The phrase dharma sanātana does occur in classical Sanskrit literature, e.g. in the Manusmrti (4-138) and in the Bhagavata Purana, in a sense akin to “cosmic order”.
Sanatanis as a denomination
Since many reformist groups had the word Samaj (meaning society) or were led by a sant (meaning saint), Sanatanis are often held to be in contrast with Samajists and Santpanthis (meaning those who walk on the panth/path shown by their sant/saint). Unlike South India, where religious traditions such as Shaivism, Shaktism and Vaishnavism form the principal Hindu denominations, “they were effectively subsumed under the Sanatani identity” in many regions of North India, and the Samajs and Santpanths became the other distinct Hindu denominations.
Reformist denominations such as the Arya Samaj are often fundamentalist in their approach.
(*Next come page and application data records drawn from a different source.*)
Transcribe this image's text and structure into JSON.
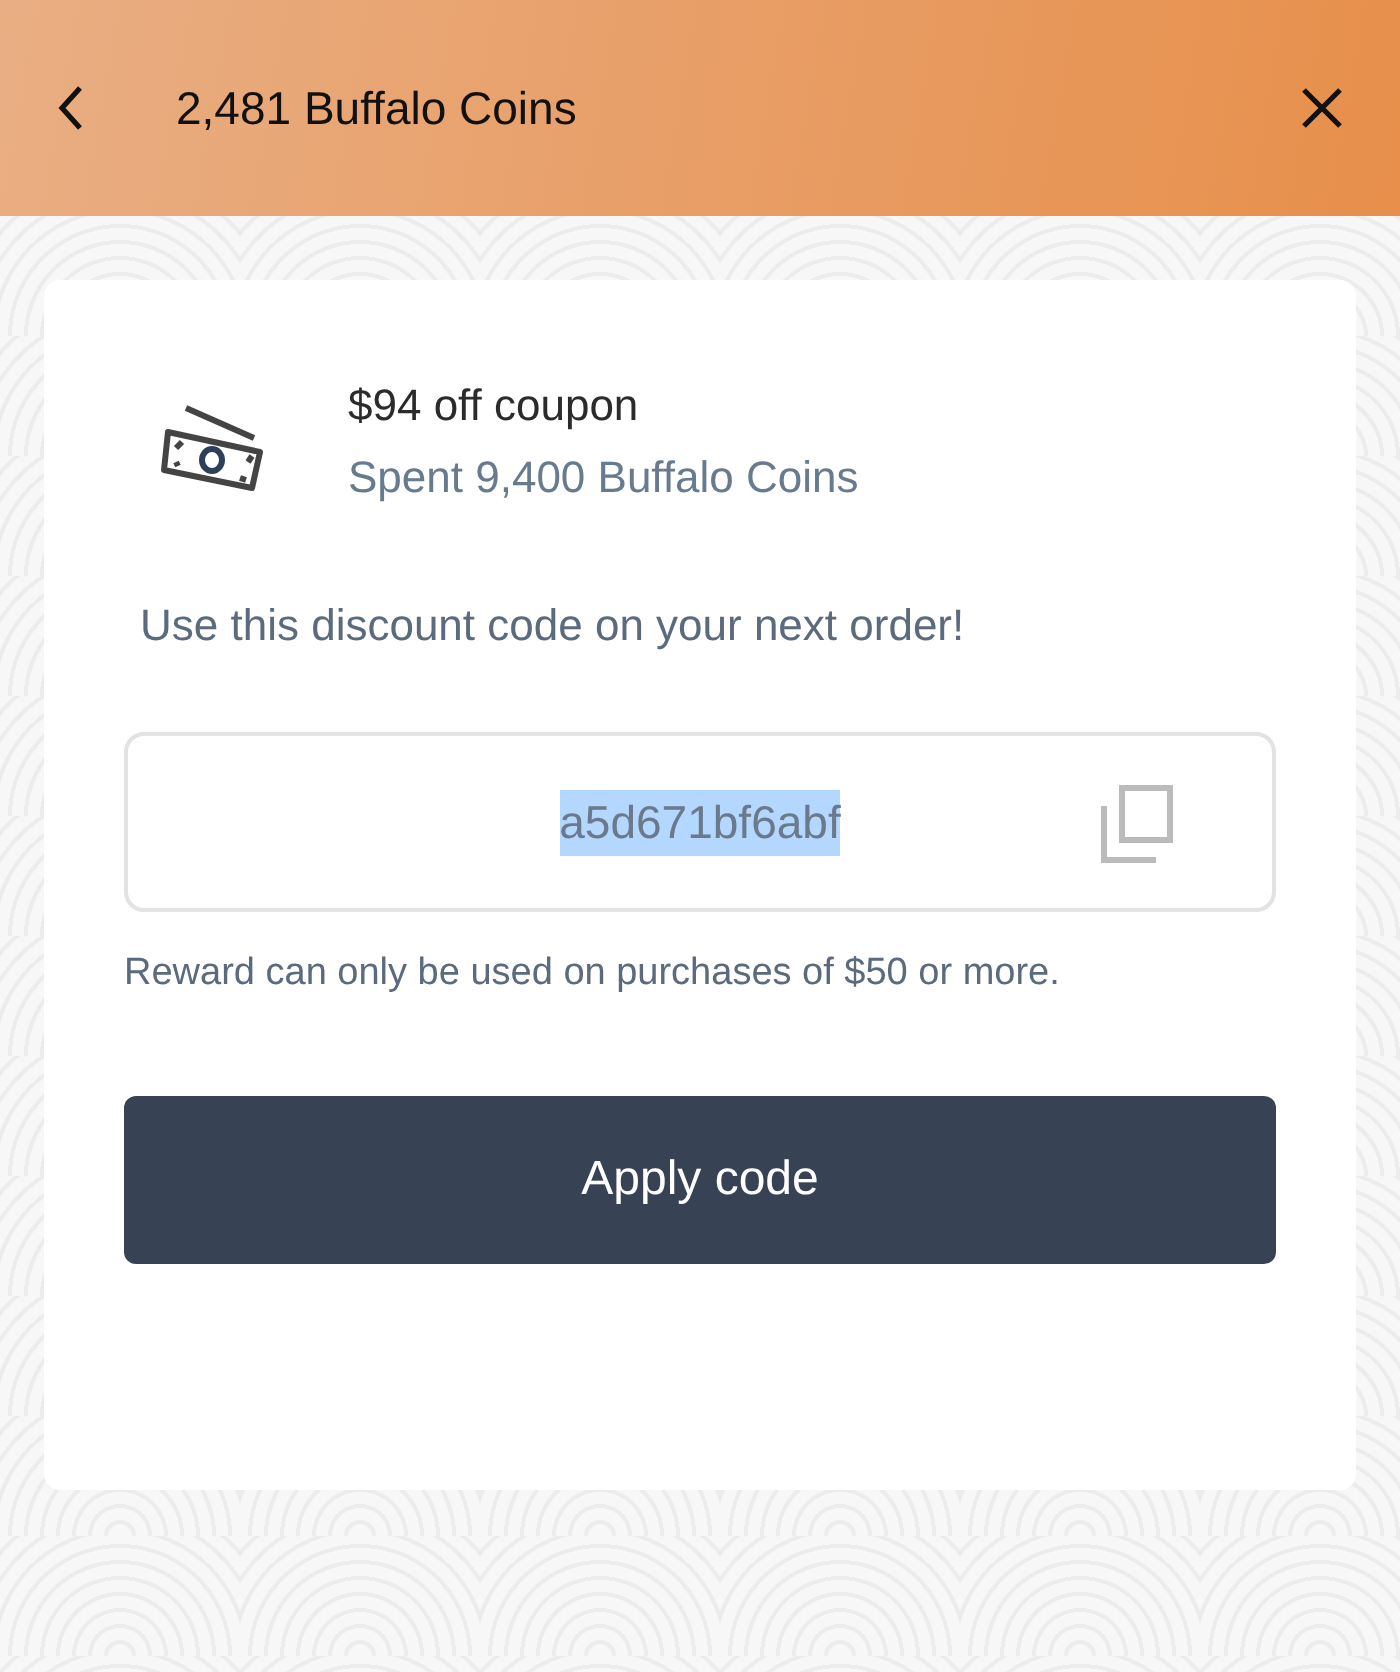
{
  "header": {
    "title": "2,481 Buffalo Coins"
  },
  "reward": {
    "title": "$94 off coupon",
    "subtitle": "Spent 9,400 Buffalo Coins"
  },
  "instruction": "Use this discount code on your next order!",
  "code_field": {
    "value": "a5d671bf6abf",
    "selected": true
  },
  "note": "Reward can only be used on purchases of $50 or more.",
  "apply_button": "Apply code"
}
The Arya Samaj regards the Vedas as infallible scripture, and rejects what it regards as non-Vedic innovations in Sanatani Hinduism. These non-Vedic additions included inherited caste, the position of Brahmins as a revered group, idol-worship, and the addition of thousands of deities to the Sanatani Hindu pantheon.
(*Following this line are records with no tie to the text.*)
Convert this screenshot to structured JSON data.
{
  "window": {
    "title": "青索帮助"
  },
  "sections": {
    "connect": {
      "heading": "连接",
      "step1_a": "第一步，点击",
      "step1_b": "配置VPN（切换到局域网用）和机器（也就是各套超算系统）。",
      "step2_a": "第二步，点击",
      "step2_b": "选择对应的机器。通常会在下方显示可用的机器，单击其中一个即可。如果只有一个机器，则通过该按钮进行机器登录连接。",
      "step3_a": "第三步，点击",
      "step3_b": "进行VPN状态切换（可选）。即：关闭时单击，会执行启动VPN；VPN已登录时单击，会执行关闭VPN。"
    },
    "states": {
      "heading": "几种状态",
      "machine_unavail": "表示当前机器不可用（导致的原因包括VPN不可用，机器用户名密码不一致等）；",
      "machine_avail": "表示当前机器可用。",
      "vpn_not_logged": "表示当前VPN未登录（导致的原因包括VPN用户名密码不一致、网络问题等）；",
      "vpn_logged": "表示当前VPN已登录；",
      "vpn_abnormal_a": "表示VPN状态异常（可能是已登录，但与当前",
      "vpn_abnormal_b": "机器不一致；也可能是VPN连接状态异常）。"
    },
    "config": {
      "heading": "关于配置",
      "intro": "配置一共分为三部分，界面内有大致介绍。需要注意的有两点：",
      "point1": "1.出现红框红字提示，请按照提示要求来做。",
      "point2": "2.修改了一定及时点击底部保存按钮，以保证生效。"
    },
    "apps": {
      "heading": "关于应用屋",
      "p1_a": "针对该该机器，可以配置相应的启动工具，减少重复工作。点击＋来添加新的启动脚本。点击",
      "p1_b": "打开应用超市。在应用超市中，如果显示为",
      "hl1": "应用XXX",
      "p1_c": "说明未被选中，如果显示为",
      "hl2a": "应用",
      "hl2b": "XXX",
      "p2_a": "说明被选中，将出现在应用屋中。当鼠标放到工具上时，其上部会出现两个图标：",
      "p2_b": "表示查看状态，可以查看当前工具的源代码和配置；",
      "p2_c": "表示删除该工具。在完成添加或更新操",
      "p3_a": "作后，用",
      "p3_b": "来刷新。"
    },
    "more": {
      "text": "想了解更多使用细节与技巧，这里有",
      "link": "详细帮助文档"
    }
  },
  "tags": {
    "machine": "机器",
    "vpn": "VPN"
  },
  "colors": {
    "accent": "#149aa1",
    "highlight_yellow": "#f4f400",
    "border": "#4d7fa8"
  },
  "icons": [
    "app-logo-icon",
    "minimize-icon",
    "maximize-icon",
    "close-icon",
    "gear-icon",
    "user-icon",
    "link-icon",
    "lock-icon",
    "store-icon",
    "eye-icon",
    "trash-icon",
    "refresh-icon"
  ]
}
These differences are often apparent in social practices. Arya Samaji weddings, for instance, are based on Vedic practice and tend to be simpler and shorter with a qualified individual of any caste-heritage conducting the wedding, whereas Sanatani weddings are longer, with more complex rituals and always involve an officiating Brahmin priest.
Competition with other denominations
Sanatanis and reformists (such as the Arya Samaj, the Radha Soamis and the Ramakrishna Mission) have competed for adherents for more than a century, sometimes creating deep schisms in Hindu society, as in the case of South African Hindus who were split between the Arya Samaj and Sanatanis. While the reformist groups were better organized initially, by the 1860s, a process of internal counter-reform was underway in Sanatani groups as well, and societies to propagate orthodox beliefs along modern lines emerged, such as Sanatan Dharm Rakshini Sabha in 1873. Some religious commentators have compared the Sanatani-Samaji dichotomy within Hinduism as similar to the Catholic-Protestant division in Christianity.
Adapted from Wikipedia, the free encyclopedia